So, for example, you’re a manager and make a lot of conference calls on the move or tend to spend a lot of your time traveling in particularly noisy modes of transportation or even are a factory worker, you can opt for an active noise cancellation that genuinely makes you have a more peaceful day, especially when you don’t have to spend a majority of your day hearing a drill go at it with the concrete or the annoying chit chat of your colleagues at your workspace.
If you’re a commoner and don’t necessarily need the constant active cancellation, you can just choose the good passive noise cancellation headsets. These make good for traveling in public spaces, helping you concentrate just a little bit more on that book you’re reading or drown out the sounds at the cafeteria while giving you the oompf of your favorite songs.
If you work at spaces that have confusing levels of sounds, you can choose to invest in an adaptive noise-canceling headset. This will help in effectively getting rid of the constant changes in noise type and structure by creating inverted sounds that better suit your changing environment.
Do you necessarily have to invest in noise cancellation?
Well, truthfully, no. You can just enjoy music without any noise cancellation, but your lifestyle plays a huge part in whether a normal set of headphones or earphones can give you the same music or sound experience that noise cancellation can.

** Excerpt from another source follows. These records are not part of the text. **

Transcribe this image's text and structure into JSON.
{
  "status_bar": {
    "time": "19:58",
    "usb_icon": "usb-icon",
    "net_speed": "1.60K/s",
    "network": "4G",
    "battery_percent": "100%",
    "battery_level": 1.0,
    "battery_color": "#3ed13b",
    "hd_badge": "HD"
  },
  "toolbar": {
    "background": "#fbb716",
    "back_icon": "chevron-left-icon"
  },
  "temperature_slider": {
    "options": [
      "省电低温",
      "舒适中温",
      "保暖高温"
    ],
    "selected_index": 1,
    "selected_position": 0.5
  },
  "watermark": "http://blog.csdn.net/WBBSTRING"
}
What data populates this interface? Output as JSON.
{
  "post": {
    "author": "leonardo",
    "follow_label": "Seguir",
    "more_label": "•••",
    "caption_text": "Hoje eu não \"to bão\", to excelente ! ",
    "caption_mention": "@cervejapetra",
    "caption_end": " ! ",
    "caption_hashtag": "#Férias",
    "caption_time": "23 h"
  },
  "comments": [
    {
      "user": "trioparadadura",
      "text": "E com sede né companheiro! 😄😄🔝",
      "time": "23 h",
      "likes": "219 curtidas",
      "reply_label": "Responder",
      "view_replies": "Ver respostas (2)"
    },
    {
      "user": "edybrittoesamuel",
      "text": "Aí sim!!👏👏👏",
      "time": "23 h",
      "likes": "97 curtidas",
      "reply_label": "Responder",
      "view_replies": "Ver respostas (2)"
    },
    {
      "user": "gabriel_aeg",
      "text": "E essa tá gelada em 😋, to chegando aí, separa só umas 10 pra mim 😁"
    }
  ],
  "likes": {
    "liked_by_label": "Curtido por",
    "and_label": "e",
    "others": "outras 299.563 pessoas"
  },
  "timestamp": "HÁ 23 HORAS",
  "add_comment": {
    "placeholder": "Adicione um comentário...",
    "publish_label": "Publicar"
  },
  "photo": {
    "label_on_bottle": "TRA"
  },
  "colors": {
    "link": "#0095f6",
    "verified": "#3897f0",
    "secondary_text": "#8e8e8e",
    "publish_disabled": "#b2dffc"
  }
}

Here’s a list of pros and cons that can help you in making a smart decision when you invest in a good headset for yourself.
High Music is a no-no: When you plug your ears in with noise-canceling headsets, you don’t have to play music loud because the earpieces effectively lower the volume of your surroundings. Thus, you can play music at a moderate volume and still be able to hear with immense amounts of crispness.
Effective and efficient sound experience: Noise-canceling earphones allow you to be able to hear better which immediately means that you can hear a conversation better or enjoy the intricate details of a particular song that you would normally find difficult.
Ideal for traveling and studying: do we even need to explain this?
Money: Though the constant technological advancements and competition are slowly bringing down prices, the bottom line is that these headsets are more detailed and have a ton more features that are not normally found in headsets. And so, to gain more, you have to give more.
Weight and high-power usage: Because these headphones carry a more intricate set of features, they tend to become heavier than your normal headphones. They also tend to use a lot more power to run and give you the experience that they promise. High power means shortened listening time or worse, you skim through batteries like changing clothes.
Quality of sound: While promising a quieter hearing experience, noise-canceling earphones can actually backfire and bring down the quality of the actual sound you intend on listening to. This is mostly because these headsets pay more attention to reducing the noise around you that they underperform in delivering the sounds you want to listen to.
We hope that you are more informed about the options available to you and that you choose very wisely when you consciously invest in your headsets. Remember that this decision needs to be made while keeping in mind the types of noise cancellation, your lifestyle choices and the amount of money you are willing to spend on your hearing gadgets.